    Administration of Mifepristone does require supervision, as in many countries in Europe. However this is the paradox for anti abortion people and the states where abortion is banned. Because if abortion is banned, and what she is doing is effectively illegal, it would be impossible for a woman who received the drug by mail to actually have any adequate on-site care while she takes the drugs.
  • Susan Rohrbach
    commented 2024-07-05 21:41:11 +1000
    Let us pray that priests can preach Humanae Vitae every week for the fifty years that they didn’t.
  • Sergio Rego
    commented 2024-07-05 20:42:13 +1000
    The risks of an unwanted or unsafe pregnancy are much greater than those of abortion drugs. It is not a fact that the risks they pose are high, quite the opposite. The risks related to abortions performed with inappropriate instruments are much greater.
  • Michael Cook
    followed this page 2024-07-05 12:43:01 +1000
  • Maryse Usher
    commented 2024-07-04 12:52:25 +1000
    So. We are back where we started, a new era of “back room” abortions, in truth. Dangerous, painful and traumatic (when she sees the little baby in the toilet) but cheap and private (until she gets to the hospital emergency room) alternative for women to kill their children. Will it ever be easy, painless, safe and guilt-free to get rid of the baby? 50 years of relentless “reproductive rights” and abortion is still horrible? I wonder why. Sarcasm aside, given that 60% of abortions are second abortions, according to South Australian stats, I also wonder how many women with a painful or complicated chemical abortion experience go on to conceive and then destroy their offspring again by this method?
  • Anon Emouse
    Father,

    With respect, please re-title your piece.
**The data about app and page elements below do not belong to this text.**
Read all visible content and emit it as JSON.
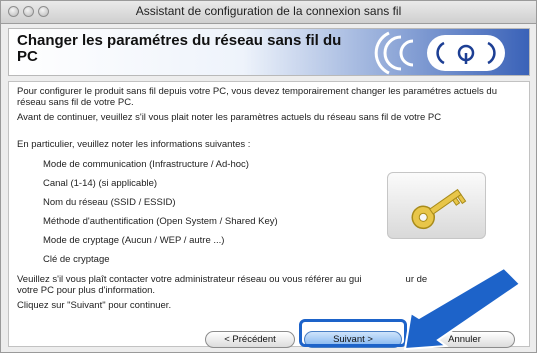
{
  "window": {
    "title": "Assistant de configuration de la connexion sans fil"
  },
  "header": {
    "title": "Changer les paramétres du réseau sans fil du PC"
  },
  "content": {
    "para1": "Pour configurer le produit sans fil depuis votre PC, vous devez temporairement changer les paramétres actuels du réseau sans fil de votre PC.",
    "para2": "Avant de continuer, veuillez s'il vous plait noter les paramètres actuels du réseau sans fil de votre PC",
    "para3": "En particulier, veuillez noter les informations suivantes :",
    "items": [
      "Mode de communication (Infrastructure / Ad-hoc)",
      "Canal (1-14) (si applicable)",
      "Nom du réseau (SSID / ESSID)",
      "Méthode d'authentification (Open System / Shared Key)",
      "Mode de cryptage (Aucun / WEP / autre ...)",
      "Clé de cryptage"
    ],
    "para4a": "Veuillez s'il vous plaît contacter votre administrateur réseau ou vous référer au gui",
    "para4b": "ur de",
    "para4c": "votre PC pour plus d'information.",
    "para5": "Cliquez sur \"Suivant\" pour continuer."
  },
  "buttons": {
    "previous": "< Précédent",
    "next": "Suivant >",
    "cancel": "Annuler"
  },
  "colors": {
    "accent": "#1d63c9",
    "banner_blue": "#3a62b8"
  },
  "icons": [
    "wireless-signal-icon",
    "key-icon",
    "pointer-arrow-icon"
  ]
}
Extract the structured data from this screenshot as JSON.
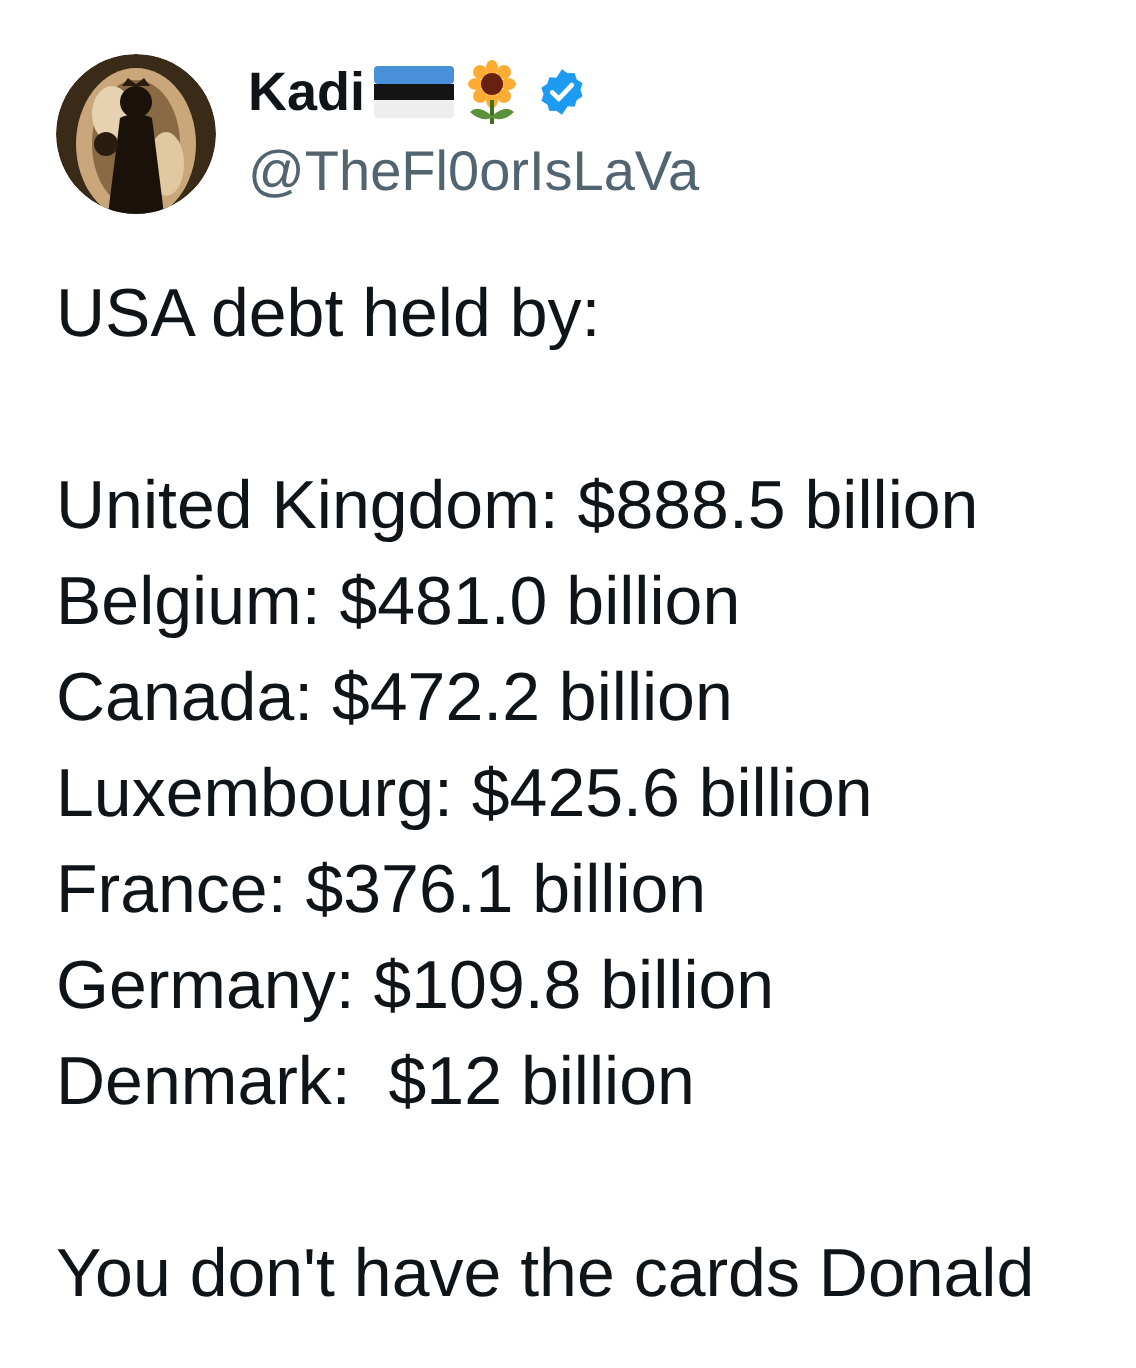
{
  "author": {
    "name": "Kadi",
    "handle": "@TheFl0orIsLaVa",
    "verified": true
  },
  "tweet": {
    "intro": "USA debt held by:",
    "lines": [
      "United Kingdom: $888.5 billion",
      "Belgium: $481.0 billion",
      "Canada: $472.2 billion",
      "Luxembourg: $425.6 billion",
      "France: $376.1 billion",
      "Germany: $109.8 billion",
      "Denmark:  $12 billion"
    ],
    "closing": "You don't have the cards Donald"
  }
}
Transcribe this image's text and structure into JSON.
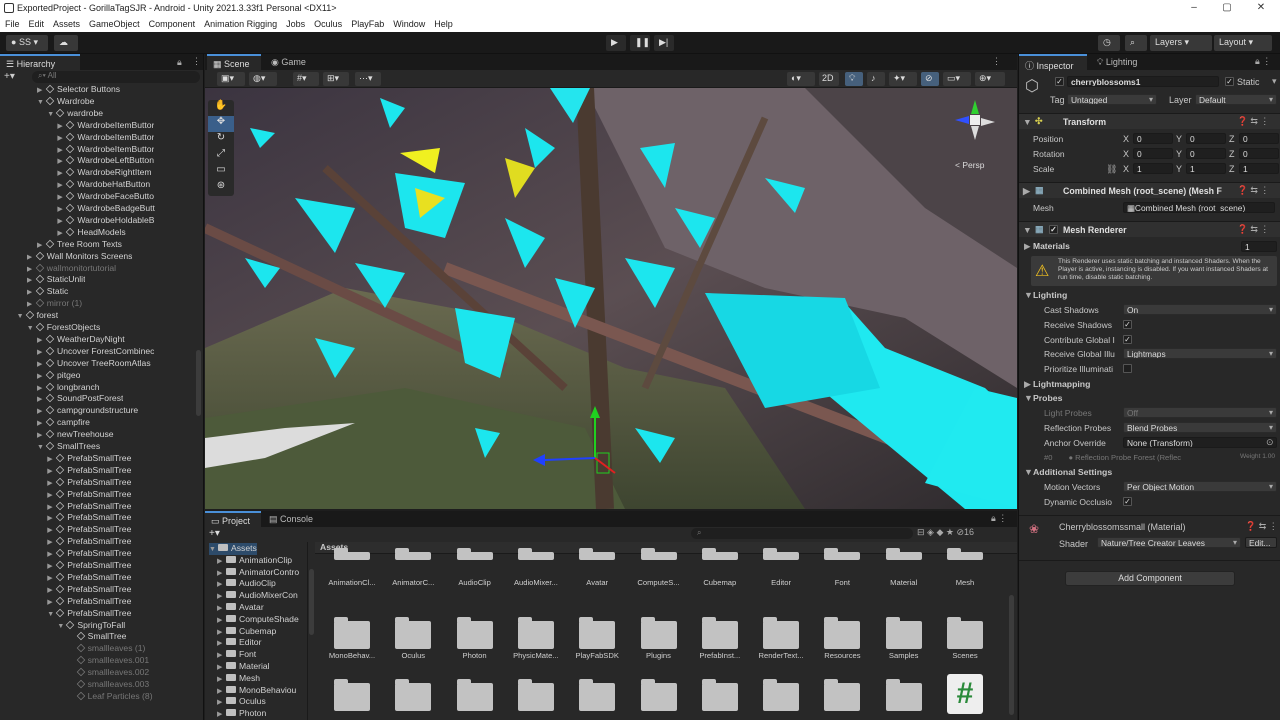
{
  "window": {
    "title": "ExportedProject - GorillaTagSJR - Android - Unity 2021.3.33f1 Personal <DX11>"
  },
  "menu": [
    "File",
    "Edit",
    "Assets",
    "GameObject",
    "Component",
    "Animation Rigging",
    "Jobs",
    "Oculus",
    "PlayFab",
    "Window",
    "Help"
  ],
  "toolbar": {
    "account": "SS",
    "layers": "Layers",
    "layout": "Layout"
  },
  "hierarchy": {
    "tab": "Hierarchy",
    "search_placeholder": "All",
    "rows": [
      {
        "label": "Selector Buttons",
        "indent": 5,
        "arrow": "▶",
        "dim": false
      },
      {
        "label": "Wardrobe",
        "indent": 5,
        "arrow": "▼",
        "dim": false
      },
      {
        "label": "wardrobe",
        "indent": 6,
        "arrow": "▼",
        "dim": false
      },
      {
        "label": "WardrobeItemButtor",
        "indent": 7,
        "arrow": "▶",
        "dim": false
      },
      {
        "label": "WardrobeItemButtor",
        "indent": 7,
        "arrow": "▶",
        "dim": false
      },
      {
        "label": "WardrobeItemButtor",
        "indent": 7,
        "arrow": "▶",
        "dim": false
      },
      {
        "label": "WardrobeLeftButton",
        "indent": 7,
        "arrow": "▶",
        "dim": false
      },
      {
        "label": "WardrobeRightItem",
        "indent": 7,
        "arrow": "▶",
        "dim": false
      },
      {
        "label": "WardobeHatButton",
        "indent": 7,
        "arrow": "▶",
        "dim": false
      },
      {
        "label": "WardrobeFaceButto",
        "indent": 7,
        "arrow": "▶",
        "dim": false
      },
      {
        "label": "WardrobeBadgeButt",
        "indent": 7,
        "arrow": "▶",
        "dim": false
      },
      {
        "label": "WardrobeHoldableB",
        "indent": 7,
        "arrow": "▶",
        "dim": false
      },
      {
        "label": "HeadModels",
        "indent": 7,
        "arrow": "▶",
        "dim": false
      },
      {
        "label": "Tree Room Texts",
        "indent": 5,
        "arrow": "▶",
        "dim": false
      },
      {
        "label": "Wall Monitors Screens",
        "indent": 4,
        "arrow": "▶",
        "dim": false
      },
      {
        "label": "wallmonitortutorial",
        "indent": 4,
        "arrow": "▶",
        "dim": true
      },
      {
        "label": "StaticUnlit",
        "indent": 4,
        "arrow": "▶",
        "dim": false
      },
      {
        "label": "Static",
        "indent": 4,
        "arrow": "▶",
        "dim": false
      },
      {
        "label": "mirror (1)",
        "indent": 4,
        "arrow": "▶",
        "dim": true
      },
      {
        "label": "forest",
        "indent": 3,
        "arrow": "▼",
        "dim": false
      },
      {
        "label": "ForestObjects",
        "indent": 4,
        "arrow": "▼",
        "dim": false
      },
      {
        "label": "WeatherDayNight",
        "indent": 5,
        "arrow": "▶",
        "dim": false
      },
      {
        "label": "Uncover ForestCombinec",
        "indent": 5,
        "arrow": "▶",
        "dim": false
      },
      {
        "label": "Uncover TreeRoomAtlas",
        "indent": 5,
        "arrow": "▶",
        "dim": false
      },
      {
        "label": "pitgeo",
        "indent": 5,
        "arrow": "▶",
        "dim": false
      },
      {
        "label": "longbranch",
        "indent": 5,
        "arrow": "▶",
        "dim": false
      },
      {
        "label": "SoundPostForest",
        "indent": 5,
        "arrow": "▶",
        "dim": false
      },
      {
        "label": "campgroundstructure",
        "indent": 5,
        "arrow": "▶",
        "dim": false
      },
      {
        "label": "campfire",
        "indent": 5,
        "arrow": "▶",
        "dim": false
      },
      {
        "label": "newTreehouse",
        "indent": 5,
        "arrow": "▶",
        "dim": false
      },
      {
        "label": "SmallTrees",
        "indent": 5,
        "arrow": "▼",
        "dim": false
      },
      {
        "label": "PrefabSmallTree",
        "indent": 6,
        "arrow": "▶",
        "dim": false
      },
      {
        "label": "PrefabSmallTree",
        "indent": 6,
        "arrow": "▶",
        "dim": false
      },
      {
        "label": "PrefabSmallTree",
        "indent": 6,
        "arrow": "▶",
        "dim": false
      },
      {
        "label": "PrefabSmallTree",
        "indent": 6,
        "arrow": "▶",
        "dim": false
      },
      {
        "label": "PrefabSmallTree",
        "indent": 6,
        "arrow": "▶",
        "dim": false
      },
      {
        "label": "PrefabSmallTree",
        "indent": 6,
        "arrow": "▶",
        "dim": false
      },
      {
        "label": "PrefabSmallTree",
        "indent": 6,
        "arrow": "▶",
        "dim": false
      },
      {
        "label": "PrefabSmallTree",
        "indent": 6,
        "arrow": "▶",
        "dim": false
      },
      {
        "label": "PrefabSmallTree",
        "indent": 6,
        "arrow": "▶",
        "dim": false
      },
      {
        "label": "PrefabSmallTree",
        "indent": 6,
        "arrow": "▶",
        "dim": false
      },
      {
        "label": "PrefabSmallTree",
        "indent": 6,
        "arrow": "▶",
        "dim": false
      },
      {
        "label": "PrefabSmallTree",
        "indent": 6,
        "arrow": "▶",
        "dim": false
      },
      {
        "label": "PrefabSmallTree",
        "indent": 6,
        "arrow": "▶",
        "dim": false
      },
      {
        "label": "PrefabSmallTree",
        "indent": 6,
        "arrow": "▼",
        "dim": false
      },
      {
        "label": "SpringToFall",
        "indent": 7,
        "arrow": "▼",
        "dim": false
      },
      {
        "label": "SmallTree",
        "indent": 8,
        "arrow": "",
        "dim": false
      },
      {
        "label": "smallleaves (1)",
        "indent": 8,
        "arrow": "",
        "dim": true
      },
      {
        "label": "smallleaves.001",
        "indent": 8,
        "arrow": "",
        "dim": true
      },
      {
        "label": "smallleaves.002",
        "indent": 8,
        "arrow": "",
        "dim": true
      },
      {
        "label": "smallleaves.003",
        "indent": 8,
        "arrow": "",
        "dim": true
      },
      {
        "label": "Leaf Particles (8)",
        "indent": 8,
        "arrow": "",
        "dim": true
      }
    ]
  },
  "scene": {
    "tabs": [
      "Scene",
      "Game"
    ],
    "btn_2d": "2D",
    "persp": "< Persp"
  },
  "project": {
    "tabs": [
      "Project",
      "Console"
    ],
    "breadcrumb": "Assets",
    "count": "16",
    "tree": [
      "Assets",
      "AnimationClip",
      "AnimatorContro",
      "AudioClip",
      "AudioMixerCon",
      "Avatar",
      "ComputeShade",
      "Cubemap",
      "Editor",
      "Font",
      "Material",
      "Mesh",
      "MonoBehaviou",
      "Oculus",
      "Photon"
    ],
    "row1": [
      "AnimationCl...",
      "AnimatorC...",
      "AudioClip",
      "AudioMixer...",
      "Avatar",
      "ComputeS...",
      "Cubemap",
      "Editor",
      "Font",
      "Material",
      "Mesh"
    ],
    "row2": [
      "MonoBehav...",
      "Oculus",
      "Photon",
      "PhysicMate...",
      "PlayFabSDK",
      "Plugins",
      "PrefabInst...",
      "RenderText...",
      "Resources",
      "Samples",
      "Scenes"
    ]
  },
  "inspector": {
    "tabs": [
      "Inspector",
      "Lighting"
    ],
    "object_name": "cherryblossoms1",
    "static_label": "Static",
    "tag_label": "Tag",
    "tag_value": "Untagged",
    "layer_label": "Layer",
    "layer_value": "Default",
    "transform": {
      "title": "Transform",
      "position": "Position",
      "rotation": "Rotation",
      "scale": "Scale",
      "pos": [
        "0",
        "0",
        "0"
      ],
      "rot": [
        "0",
        "0",
        "0"
      ],
      "scl": [
        "1",
        "1",
        "1"
      ]
    },
    "mesh_filter": {
      "title": "Combined Mesh (root_scene) (Mesh F",
      "mesh_label": "Mesh",
      "mesh_value": "Combined Mesh (root_scene)"
    },
    "renderer": {
      "title": "Mesh Renderer",
      "materials": "Materials",
      "materials_count": "1",
      "warning": "This Renderer uses static batching and instanced Shaders. When the Player is active, instancing is disabled. If you want instanced Shaders at run time, disable static batching.",
      "lighting": "Lighting",
      "cast_shadows": "Cast Shadows",
      "cast_shadows_value": "On",
      "receive_shadows": "Receive Shadows",
      "contribute_gi": "Contribute Global I",
      "receive_gi": "Receive Global Illu",
      "receive_gi_value": "Lightmaps",
      "prioritize": "Prioritize Illuminati",
      "lightmapping": "Lightmapping",
      "probes": "Probes",
      "light_probes": "Light Probes",
      "light_probes_value": "Off",
      "reflection_probes": "Reflection Probes",
      "reflection_probes_value": "Blend Probes",
      "anchor": "Anchor Override",
      "anchor_value": "None (Transform)",
      "probe_hash": "#0",
      "probe_ref": "Reflection Probe Forest (Reflec",
      "probe_weight": "Weight 1.00",
      "additional": "Additional Settings",
      "motion_vectors": "Motion Vectors",
      "motion_vectors_value": "Per Object Motion",
      "dynamic_occlusion": "Dynamic Occlusio"
    },
    "material": {
      "title": "Cherryblossomssmall (Material)",
      "shader_label": "Shader",
      "shader_value": "Nature/Tree Creator Leaves",
      "edit": "Edit..."
    },
    "add_component": "Add Component"
  }
}
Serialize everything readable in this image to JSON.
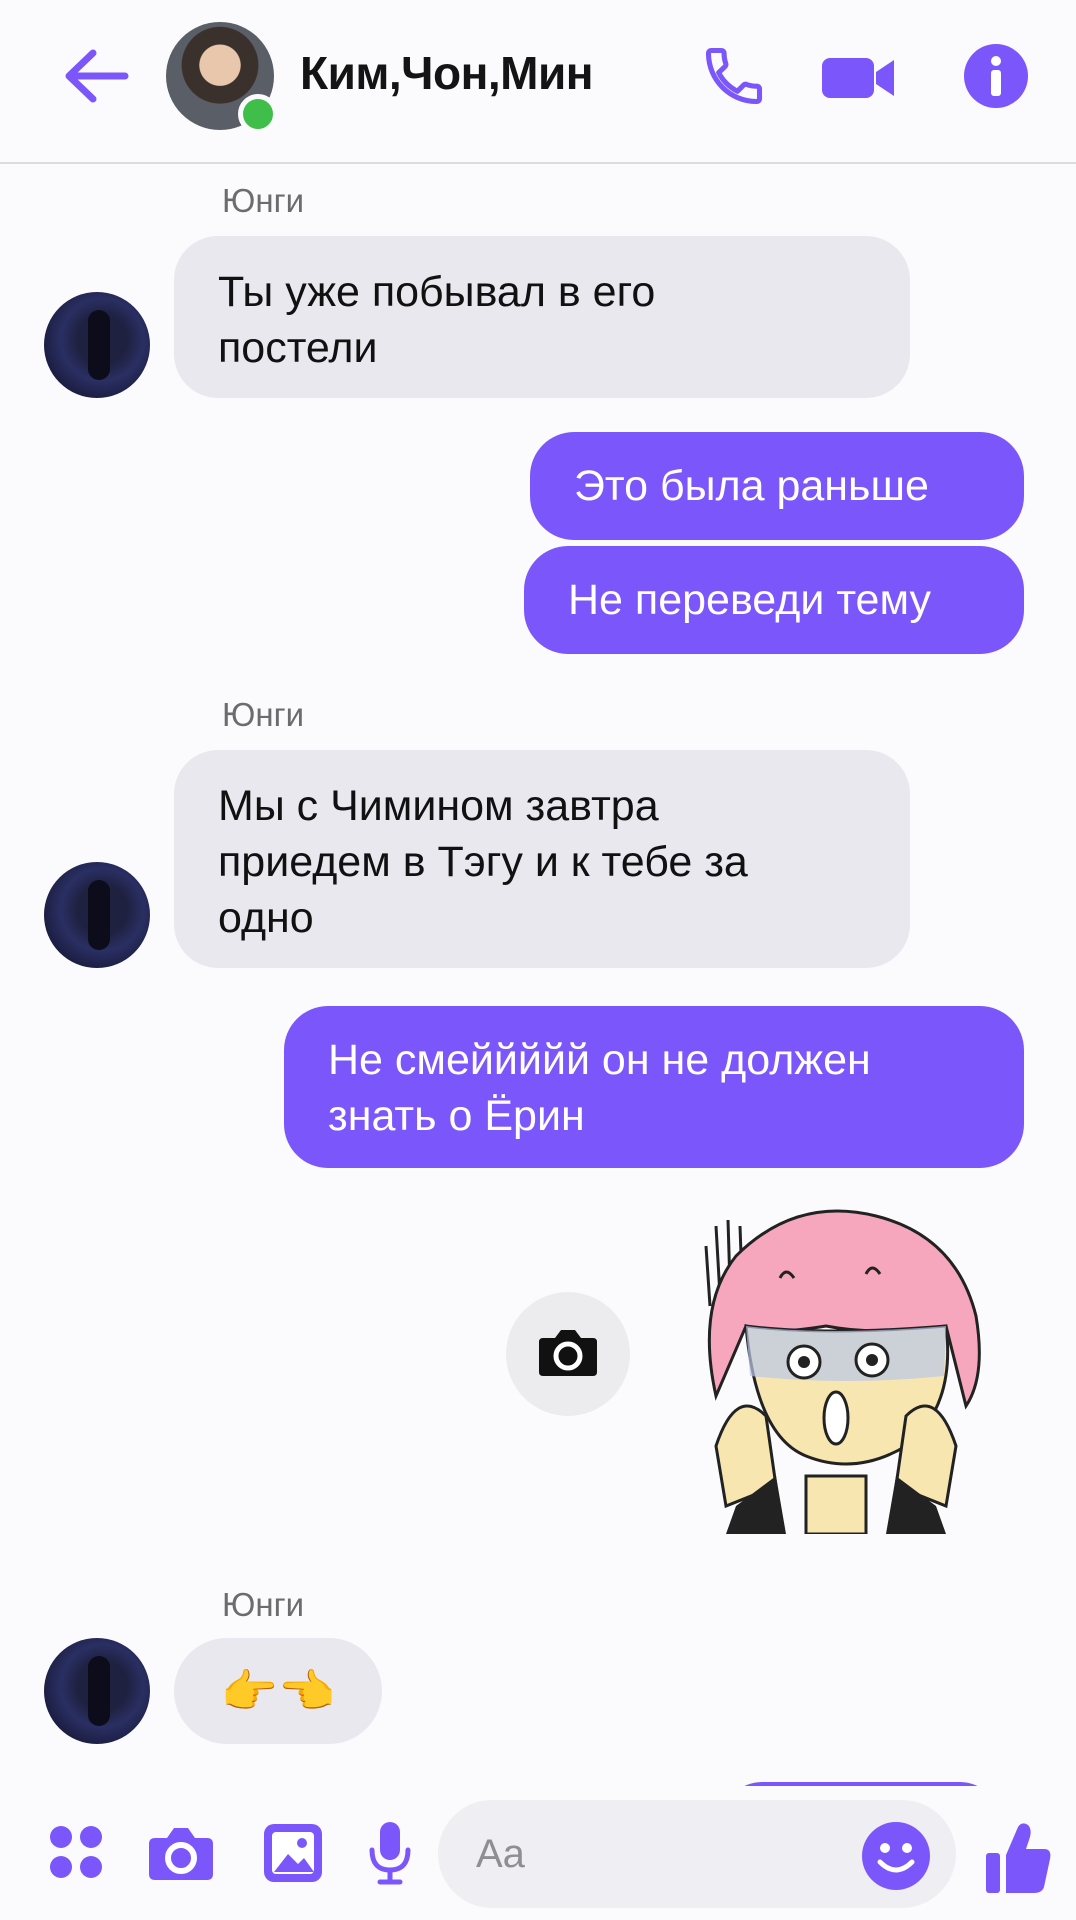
{
  "header": {
    "title": "Ким,Чон,Мин",
    "back_icon": "arrow-left-icon",
    "call_icon": "phone-icon",
    "video_icon": "video-camera-icon",
    "info_icon": "info-icon"
  },
  "messages": [
    {
      "type": "in",
      "sender": "Юнги",
      "text_lines": [
        "Ты уже побывал в его",
        "постели"
      ]
    },
    {
      "type": "out",
      "text": "Это была раньше"
    },
    {
      "type": "out",
      "text": "Не переведи тему"
    },
    {
      "type": "in",
      "sender": "Юнги",
      "text_lines": [
        "Мы с Чимином завтра",
        "приедем в Тэгу и к тебе за",
        "одно"
      ]
    },
    {
      "type": "out",
      "text_lines": [
        "Не смеййййй он не должен",
        "знать о Ёрин"
      ]
    },
    {
      "type": "sticker",
      "camera_icon": "camera-icon"
    },
    {
      "type": "in",
      "sender": "Юнги",
      "emoji": "👉👈"
    }
  ],
  "composer": {
    "placeholder": "Aa",
    "icons": [
      "apps-icon",
      "camera-icon",
      "gallery-icon",
      "microphone-icon",
      "emoji-icon",
      "thumbs-up-icon"
    ]
  },
  "colors": {
    "accent": "#7b57fb",
    "incoming_bubble": "#e9e8ee",
    "online": "#3fbf4a"
  }
}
As you rightfully pointed out in your article, SCOTUS didn’t rule on the pill; they said that the litigants lacked sufficient standing to bring the suit (in essence, punting on the suit and declining to make a ruling on it). It would be more correct to say that they declined to rule on the pill.
    Now, philosophically speaking – if something causes such harm, as you state is contained with in the amicus briefs – it should be banned, correct? In that instance – what do you say about the harrowing accounts of the sins of the Catholic church, such as the residential schools in Canada, the Magdalene Laundries of Ireland, the Crusades, or the rampant sexual abuse in the mid to late 20th century in the US?
  • Tom Mullaly
    commented 2024-07-03 20:29:09 +1000
    The market wins again!
  • Fr John Flader
    published this page in The Latest 2024-07-03 20:13:41 +1000